Self-interest is more than just satiating our current desires and be damned the long-term consequences. This would imply that humans have no intellect and no capacity for reason. If I found myself on a desert island with only one companion, how would it serve me to cannibalize him? While I might be able to survive a few more days, it ignores the possibility of another arrangement: Specialization and Exchange.

Specialization and exchange allows us to use our diverse talents to maximize production. Were we both to try to survive on our own output, consumption and life spans would be lessened. Not killing him and coopearting allows the possibility of satiating more desires over a longer period. Clearly, this is the path that the vast majority of mankind, and even the animal world, has taken.

Now, reimagine Mr. Delong’s scenario as three men on an island, each having a gun. We land on the shore,Tom pulls out his gun, shoots Jim, and says, “Let’s eat!” Mr. Delong would ridiculously claim that he acted in his self interest. This ignores my incentive as the other island resident. If I acted in my own self-interest, I would immediately shoot Tom. How could I hope to survive the night if Tom has revealed his utter lack of willingness to negotiate an alternative production maximizing solution and his lack of hesitation at killing another human being? To maximize my lifespan, Tom has to go.

We all know this. If we tell a lie and are caught, we lose the trust of numerous people. If we steal and are caught, we lose the trust of even more. This is why with even minor offenses most of us keep these behaviors to a rarity, and some of us strive to never commit them. Any rational, self-interested person would kill Tom and kill Delong’s butcher, just like one would shoot a rabid dog. Revealing that one is capable of murder destroys the most fundamental form of trust in all human relationships: You don't kill me and I don't kill you.

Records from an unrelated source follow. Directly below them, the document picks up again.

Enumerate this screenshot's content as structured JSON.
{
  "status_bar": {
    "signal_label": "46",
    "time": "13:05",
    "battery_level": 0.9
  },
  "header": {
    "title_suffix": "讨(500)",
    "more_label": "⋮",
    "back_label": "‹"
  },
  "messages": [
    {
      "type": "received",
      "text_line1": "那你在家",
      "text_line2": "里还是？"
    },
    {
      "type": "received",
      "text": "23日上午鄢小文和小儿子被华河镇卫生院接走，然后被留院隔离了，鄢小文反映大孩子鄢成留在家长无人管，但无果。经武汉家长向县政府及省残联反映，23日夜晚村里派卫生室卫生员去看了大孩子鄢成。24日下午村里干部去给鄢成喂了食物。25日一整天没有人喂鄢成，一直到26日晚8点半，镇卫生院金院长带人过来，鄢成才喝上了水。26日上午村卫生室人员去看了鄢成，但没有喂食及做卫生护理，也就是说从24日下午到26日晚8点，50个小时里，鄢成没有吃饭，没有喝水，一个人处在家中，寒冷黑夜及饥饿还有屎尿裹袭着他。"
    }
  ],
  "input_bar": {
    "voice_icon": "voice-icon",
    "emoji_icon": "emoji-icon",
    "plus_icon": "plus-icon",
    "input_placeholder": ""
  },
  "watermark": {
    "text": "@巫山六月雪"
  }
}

It is even disconcerting to me that Brad Delong considers that murder could serve one’s self interest. Given that I do not consider self-defense as murder, I cannot conceive of a situation in which murder would serve my interest. If you can, I would wager that you are mistaken.


Brian Phillips said...

Good post. The perverted view of self-interest is the result of altuism, which holds that either we sacrifice ourself to others, or sacrifice others to ourself. As you point out, another alternative exists.

Brian Shelley said...

Thanks. It especially amuses me when some people are so dogmatically "scientific", yet believe in ethereal values of fairness and collectivism.